“Technology not going with finance is like saying macaroni doesn’t go with cheese”
David M. Brear
David M. Brear, renowned speaker and one of the top FinTech influencers to follow in 2016, believes that banks can and should put the current technological innovations to good use. We talked to Mr Brear about the FinTech movement’s “disruptive” label and whether banks will “evolve or die.”
In this interview, David M. Brear, CEO and Co-Founder of 11:FS and one of the top FinTech influencers to follow in 2016, is talking about the inevitable clash between FinTech and the banking industry, banks’ next step and what happens if they miss the boat and not adopt new technologies.

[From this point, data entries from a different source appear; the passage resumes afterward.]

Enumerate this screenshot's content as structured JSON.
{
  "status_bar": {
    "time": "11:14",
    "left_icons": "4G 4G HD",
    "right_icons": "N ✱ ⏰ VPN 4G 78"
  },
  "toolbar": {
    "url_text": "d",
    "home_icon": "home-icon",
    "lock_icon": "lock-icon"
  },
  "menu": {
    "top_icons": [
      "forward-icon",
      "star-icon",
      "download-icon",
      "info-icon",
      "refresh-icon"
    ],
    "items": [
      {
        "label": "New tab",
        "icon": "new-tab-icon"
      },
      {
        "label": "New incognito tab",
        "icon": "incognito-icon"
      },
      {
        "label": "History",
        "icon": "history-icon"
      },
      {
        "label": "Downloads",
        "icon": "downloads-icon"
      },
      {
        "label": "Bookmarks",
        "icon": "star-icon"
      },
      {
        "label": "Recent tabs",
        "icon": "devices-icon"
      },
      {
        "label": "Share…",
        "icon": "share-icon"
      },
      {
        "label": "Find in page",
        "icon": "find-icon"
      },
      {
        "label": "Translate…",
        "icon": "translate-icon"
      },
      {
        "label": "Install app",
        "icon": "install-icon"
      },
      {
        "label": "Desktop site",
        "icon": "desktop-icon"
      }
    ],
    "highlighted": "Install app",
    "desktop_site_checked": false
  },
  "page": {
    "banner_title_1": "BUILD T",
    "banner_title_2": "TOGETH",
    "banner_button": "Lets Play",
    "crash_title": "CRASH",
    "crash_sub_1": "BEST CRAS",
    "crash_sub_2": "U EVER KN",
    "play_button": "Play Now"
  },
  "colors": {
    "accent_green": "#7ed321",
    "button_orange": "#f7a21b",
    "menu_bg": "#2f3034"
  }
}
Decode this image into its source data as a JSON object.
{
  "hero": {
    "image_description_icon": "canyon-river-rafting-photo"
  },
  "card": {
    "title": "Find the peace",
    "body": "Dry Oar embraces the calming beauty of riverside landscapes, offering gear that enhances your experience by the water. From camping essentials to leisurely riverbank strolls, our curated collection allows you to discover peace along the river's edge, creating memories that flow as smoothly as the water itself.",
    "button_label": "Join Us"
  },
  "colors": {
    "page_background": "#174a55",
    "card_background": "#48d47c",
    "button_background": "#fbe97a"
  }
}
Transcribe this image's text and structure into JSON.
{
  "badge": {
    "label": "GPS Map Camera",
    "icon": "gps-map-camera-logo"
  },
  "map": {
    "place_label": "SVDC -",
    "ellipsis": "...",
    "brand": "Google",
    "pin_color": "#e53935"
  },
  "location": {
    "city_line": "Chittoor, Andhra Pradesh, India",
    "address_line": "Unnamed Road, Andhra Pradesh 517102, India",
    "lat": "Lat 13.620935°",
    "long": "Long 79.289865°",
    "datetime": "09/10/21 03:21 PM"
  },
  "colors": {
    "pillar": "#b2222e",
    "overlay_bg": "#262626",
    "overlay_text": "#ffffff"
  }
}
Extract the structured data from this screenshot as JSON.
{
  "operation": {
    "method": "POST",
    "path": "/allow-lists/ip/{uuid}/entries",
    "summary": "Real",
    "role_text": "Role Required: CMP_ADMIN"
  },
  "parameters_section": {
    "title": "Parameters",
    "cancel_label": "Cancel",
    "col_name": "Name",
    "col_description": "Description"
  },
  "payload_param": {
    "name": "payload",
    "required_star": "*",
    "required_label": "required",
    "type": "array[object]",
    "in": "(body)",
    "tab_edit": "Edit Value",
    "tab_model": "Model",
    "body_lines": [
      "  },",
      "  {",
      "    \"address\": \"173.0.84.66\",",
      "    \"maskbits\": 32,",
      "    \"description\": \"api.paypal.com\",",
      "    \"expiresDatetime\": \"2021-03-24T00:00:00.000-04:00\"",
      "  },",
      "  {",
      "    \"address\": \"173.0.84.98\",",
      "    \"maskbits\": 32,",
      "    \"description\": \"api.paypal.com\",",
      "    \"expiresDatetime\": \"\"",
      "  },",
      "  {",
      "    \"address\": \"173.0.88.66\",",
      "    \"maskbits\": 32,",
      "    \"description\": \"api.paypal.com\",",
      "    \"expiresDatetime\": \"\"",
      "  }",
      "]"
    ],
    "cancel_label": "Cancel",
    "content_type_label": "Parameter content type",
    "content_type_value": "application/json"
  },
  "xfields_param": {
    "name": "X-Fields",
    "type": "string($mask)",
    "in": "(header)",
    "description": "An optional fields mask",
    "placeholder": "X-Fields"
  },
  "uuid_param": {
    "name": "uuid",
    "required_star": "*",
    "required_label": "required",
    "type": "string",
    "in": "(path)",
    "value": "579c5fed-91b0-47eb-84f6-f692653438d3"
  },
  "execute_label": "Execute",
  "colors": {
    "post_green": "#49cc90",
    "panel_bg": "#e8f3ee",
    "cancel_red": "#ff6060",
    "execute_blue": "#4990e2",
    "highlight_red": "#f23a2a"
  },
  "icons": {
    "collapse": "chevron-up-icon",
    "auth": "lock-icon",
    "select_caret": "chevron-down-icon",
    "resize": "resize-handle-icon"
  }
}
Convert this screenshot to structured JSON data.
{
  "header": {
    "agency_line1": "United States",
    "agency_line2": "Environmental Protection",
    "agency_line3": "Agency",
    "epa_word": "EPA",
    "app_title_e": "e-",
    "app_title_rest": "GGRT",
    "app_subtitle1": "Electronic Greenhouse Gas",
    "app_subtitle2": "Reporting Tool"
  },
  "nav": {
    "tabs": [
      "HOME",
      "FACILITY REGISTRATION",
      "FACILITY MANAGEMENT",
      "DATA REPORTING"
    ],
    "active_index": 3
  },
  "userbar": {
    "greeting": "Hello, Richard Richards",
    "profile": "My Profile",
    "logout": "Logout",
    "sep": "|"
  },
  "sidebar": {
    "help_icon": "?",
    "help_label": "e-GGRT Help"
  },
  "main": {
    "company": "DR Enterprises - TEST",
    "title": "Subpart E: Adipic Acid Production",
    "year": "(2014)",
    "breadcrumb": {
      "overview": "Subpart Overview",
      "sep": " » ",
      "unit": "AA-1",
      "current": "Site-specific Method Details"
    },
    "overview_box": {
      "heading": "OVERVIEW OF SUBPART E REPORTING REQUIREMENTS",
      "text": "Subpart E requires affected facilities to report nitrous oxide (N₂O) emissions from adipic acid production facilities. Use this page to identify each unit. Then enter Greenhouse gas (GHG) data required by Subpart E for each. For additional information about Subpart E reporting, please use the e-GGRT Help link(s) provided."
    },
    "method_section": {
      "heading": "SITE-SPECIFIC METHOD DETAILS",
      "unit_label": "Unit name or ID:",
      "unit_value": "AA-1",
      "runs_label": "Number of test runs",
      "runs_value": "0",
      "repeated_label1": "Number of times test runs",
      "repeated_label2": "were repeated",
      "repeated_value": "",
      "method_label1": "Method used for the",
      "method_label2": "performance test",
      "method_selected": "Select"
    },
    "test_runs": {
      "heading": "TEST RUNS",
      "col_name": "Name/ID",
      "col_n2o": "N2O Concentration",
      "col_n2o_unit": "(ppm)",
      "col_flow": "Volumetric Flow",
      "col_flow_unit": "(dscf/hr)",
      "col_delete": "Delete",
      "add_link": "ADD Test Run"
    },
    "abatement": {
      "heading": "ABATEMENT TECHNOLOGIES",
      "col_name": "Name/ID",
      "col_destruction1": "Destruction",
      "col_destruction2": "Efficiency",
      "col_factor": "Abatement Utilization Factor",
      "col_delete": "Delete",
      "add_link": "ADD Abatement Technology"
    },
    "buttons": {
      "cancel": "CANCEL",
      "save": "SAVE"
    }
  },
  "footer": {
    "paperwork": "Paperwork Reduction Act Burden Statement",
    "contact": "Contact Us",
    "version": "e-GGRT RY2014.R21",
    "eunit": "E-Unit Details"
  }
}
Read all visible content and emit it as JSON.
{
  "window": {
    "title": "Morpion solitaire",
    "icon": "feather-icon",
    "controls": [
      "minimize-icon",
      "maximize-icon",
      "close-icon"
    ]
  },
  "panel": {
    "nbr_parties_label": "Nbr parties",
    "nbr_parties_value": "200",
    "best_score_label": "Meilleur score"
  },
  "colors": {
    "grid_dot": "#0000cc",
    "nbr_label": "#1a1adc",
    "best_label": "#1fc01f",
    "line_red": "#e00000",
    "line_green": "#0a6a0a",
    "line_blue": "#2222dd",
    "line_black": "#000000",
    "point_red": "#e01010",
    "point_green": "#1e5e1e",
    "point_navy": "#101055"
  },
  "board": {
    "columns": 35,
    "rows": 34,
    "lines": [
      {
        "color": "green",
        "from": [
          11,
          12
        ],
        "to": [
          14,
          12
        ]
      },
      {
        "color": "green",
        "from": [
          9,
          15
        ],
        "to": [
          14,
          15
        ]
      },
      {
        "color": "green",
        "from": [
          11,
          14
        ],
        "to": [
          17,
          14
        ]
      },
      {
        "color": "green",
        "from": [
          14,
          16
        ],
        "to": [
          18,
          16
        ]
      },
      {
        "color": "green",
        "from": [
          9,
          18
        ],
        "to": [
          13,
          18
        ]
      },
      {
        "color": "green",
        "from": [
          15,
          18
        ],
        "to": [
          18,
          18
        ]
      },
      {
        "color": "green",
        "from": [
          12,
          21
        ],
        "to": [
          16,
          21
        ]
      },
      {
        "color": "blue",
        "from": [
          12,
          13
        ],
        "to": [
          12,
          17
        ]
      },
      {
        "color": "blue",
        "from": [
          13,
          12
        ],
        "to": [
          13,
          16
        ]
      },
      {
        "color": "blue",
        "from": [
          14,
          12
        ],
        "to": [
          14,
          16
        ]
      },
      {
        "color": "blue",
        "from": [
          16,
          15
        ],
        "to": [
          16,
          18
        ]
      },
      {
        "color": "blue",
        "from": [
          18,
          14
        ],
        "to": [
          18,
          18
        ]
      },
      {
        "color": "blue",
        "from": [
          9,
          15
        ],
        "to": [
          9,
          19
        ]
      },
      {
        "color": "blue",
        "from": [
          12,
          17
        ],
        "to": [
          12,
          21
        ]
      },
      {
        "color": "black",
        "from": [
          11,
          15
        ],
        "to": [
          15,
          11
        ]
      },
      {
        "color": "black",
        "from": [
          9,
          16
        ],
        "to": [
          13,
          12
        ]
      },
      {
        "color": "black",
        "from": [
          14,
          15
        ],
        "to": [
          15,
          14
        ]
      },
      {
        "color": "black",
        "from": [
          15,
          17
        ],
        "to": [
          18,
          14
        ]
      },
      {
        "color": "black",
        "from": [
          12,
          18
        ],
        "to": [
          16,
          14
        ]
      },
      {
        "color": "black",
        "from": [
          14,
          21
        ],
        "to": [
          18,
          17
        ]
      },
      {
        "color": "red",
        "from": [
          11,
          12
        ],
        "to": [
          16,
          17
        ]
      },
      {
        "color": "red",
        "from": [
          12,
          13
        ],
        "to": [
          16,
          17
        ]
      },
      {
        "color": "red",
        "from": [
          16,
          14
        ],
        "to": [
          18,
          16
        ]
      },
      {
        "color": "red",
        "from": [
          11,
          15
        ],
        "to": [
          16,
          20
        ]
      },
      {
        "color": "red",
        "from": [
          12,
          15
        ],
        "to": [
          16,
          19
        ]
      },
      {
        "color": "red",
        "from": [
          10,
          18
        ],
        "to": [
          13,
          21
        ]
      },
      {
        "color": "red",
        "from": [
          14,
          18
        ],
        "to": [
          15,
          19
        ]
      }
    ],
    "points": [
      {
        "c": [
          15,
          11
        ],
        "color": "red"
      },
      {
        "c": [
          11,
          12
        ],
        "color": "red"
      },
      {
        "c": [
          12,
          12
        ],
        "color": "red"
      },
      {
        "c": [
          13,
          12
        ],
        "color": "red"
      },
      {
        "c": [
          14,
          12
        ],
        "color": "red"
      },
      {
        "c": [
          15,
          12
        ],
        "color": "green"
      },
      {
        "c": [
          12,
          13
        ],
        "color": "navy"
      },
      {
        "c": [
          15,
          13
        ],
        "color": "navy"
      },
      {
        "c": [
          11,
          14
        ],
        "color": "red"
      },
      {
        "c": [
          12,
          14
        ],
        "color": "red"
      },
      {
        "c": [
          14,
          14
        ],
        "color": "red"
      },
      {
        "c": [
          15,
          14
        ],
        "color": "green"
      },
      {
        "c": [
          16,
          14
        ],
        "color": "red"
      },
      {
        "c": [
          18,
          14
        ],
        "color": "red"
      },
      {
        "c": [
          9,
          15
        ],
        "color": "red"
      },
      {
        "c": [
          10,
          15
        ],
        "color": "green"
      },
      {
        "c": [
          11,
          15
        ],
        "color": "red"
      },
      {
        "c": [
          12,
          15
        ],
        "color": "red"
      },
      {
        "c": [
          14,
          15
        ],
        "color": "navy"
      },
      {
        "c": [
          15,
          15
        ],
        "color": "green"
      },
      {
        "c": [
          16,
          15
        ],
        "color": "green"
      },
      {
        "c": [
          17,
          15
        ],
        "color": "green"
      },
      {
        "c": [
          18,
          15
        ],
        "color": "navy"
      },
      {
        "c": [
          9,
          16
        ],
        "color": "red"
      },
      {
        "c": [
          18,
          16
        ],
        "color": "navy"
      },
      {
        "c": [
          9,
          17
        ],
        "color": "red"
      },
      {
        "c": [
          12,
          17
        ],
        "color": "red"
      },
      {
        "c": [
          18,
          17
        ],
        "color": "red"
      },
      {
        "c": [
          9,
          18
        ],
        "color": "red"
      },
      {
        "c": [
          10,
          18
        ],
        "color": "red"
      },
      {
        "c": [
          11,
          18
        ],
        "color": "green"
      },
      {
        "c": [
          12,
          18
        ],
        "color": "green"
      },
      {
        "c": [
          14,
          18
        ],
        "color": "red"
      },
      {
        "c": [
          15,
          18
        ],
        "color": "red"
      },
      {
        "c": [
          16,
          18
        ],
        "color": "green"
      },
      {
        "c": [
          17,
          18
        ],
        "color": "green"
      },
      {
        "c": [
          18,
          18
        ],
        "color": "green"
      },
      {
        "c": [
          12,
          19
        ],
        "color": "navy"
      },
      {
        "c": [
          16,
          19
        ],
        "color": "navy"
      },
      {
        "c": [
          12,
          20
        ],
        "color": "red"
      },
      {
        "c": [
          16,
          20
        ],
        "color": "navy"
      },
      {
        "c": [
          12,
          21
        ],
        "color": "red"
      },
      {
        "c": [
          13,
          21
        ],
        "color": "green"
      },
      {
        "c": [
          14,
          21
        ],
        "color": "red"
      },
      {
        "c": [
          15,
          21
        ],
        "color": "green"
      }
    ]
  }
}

JAXenter: Mobile banking is back in the spotlight as fraudsters recently pulled a £6,000 sting. Some claim that technology does not blend well with finance. Should we blame technology for these unfortunate events?
David M. Brear: Frankly, no! Technology not going with finance is like saying macaroni doesn’t go with cheese. From earliest forms of physical money where people built in mechanisms for spotting fakes to today —where we try to use blockchain to rethink the sins of technology forefathers— Tech and Fin are completely intertwined. I’m a big believer (in the same way they say there is no such thing as bad children — just bad parents); I do not think the banks have a technology problem, they are just terrible at times at putting it into action. Technological innovations will be the heart and blood of the banking industry for many years to come and if big banks do not make the most of it, the new players from FinTech and large technology companies surely will.
JAXenter: Should banks be the ones to take the lead and ease the transformation towards the future and (inevitably) BaaP (Banking as a Platform)? Why?
David M. Brear: I’d see this as a great way to maximize the opportunities that the banks have and the new players don’t in a significant community. Millions of customers make not only a BaaP play interesting from a partner’s perspective but also a sustainable (if they do it right!) advantage. I think the hardest part in this for them to get over is going to be the cultural barriers that such a shift in sharing and working will bring to make BaaP work. If I was a bank CEO right now I would be setting up a team of people to make this happen along with the traditional setup.
Technology not going with finance is like saying macaroni doesn’t go with cheese.
JAXenter: Do you believe the feud between traditional banks and FinTechs is real or is it just a stunt performed by one of them?
David M. Brear: Yes, it’s real because lots of people are using FinTech players. The banks this year have tried to move the dialogue to one of collaboration rather than competition as I think anyone would try to switch the narrative in a losing PR battle. The big shift in 2016 really is that —I think— the current biggest battle is actually between more the traditional suppliers and FinTech than the Banks and FinTech. Companies entering markets and being able to provide services that the big companies cannot offer, or worse, the ones they can for significantly cheaper, has really had an impact on the industry this year and I think will be a trend that will continue on.
JAXenter: Is FinTech a global pandemic?
David M. Brear: Without doubt it is, yes! £19.4 billion was invested in FinTech last year. It’s the cool cousin of banking that everyone wants to be involved in. I think we are at a real tipping point with it. We are seeing the excuses for banks providing poor customer experience losing credibility and in a market where technology players are providing personalized and contextualized experiences into the daily lives of all walks of life then how long can banks continue to underwhelm?
[FinTech] is the cool cousin of banking that everyone wants to be involved in.
JAXenter: Do you think the phrase “evolve or die” describes banks’ situation right now?
David M. Brear: Sure. Evolution for me though is clearly optional. Not all banks are going to survive in the way that they have in the past. The thing about evolution is that it works one death at a time in the wild while in banking its really one retirement at a time. The cultural shifts required and the adoption of new and challenging technology is beyond where most comfort zones are.
JAXenter: Does FinTech still deserve the label “disruptive” or has it outshined this tag?
David M. Brear: I think the term disruptive has been overused a lot in the last five years. If something isn’t being disrupted, maybe you shouldn’t be doing it? Bullshit! People like to attach silly title to things!
Thank you very much!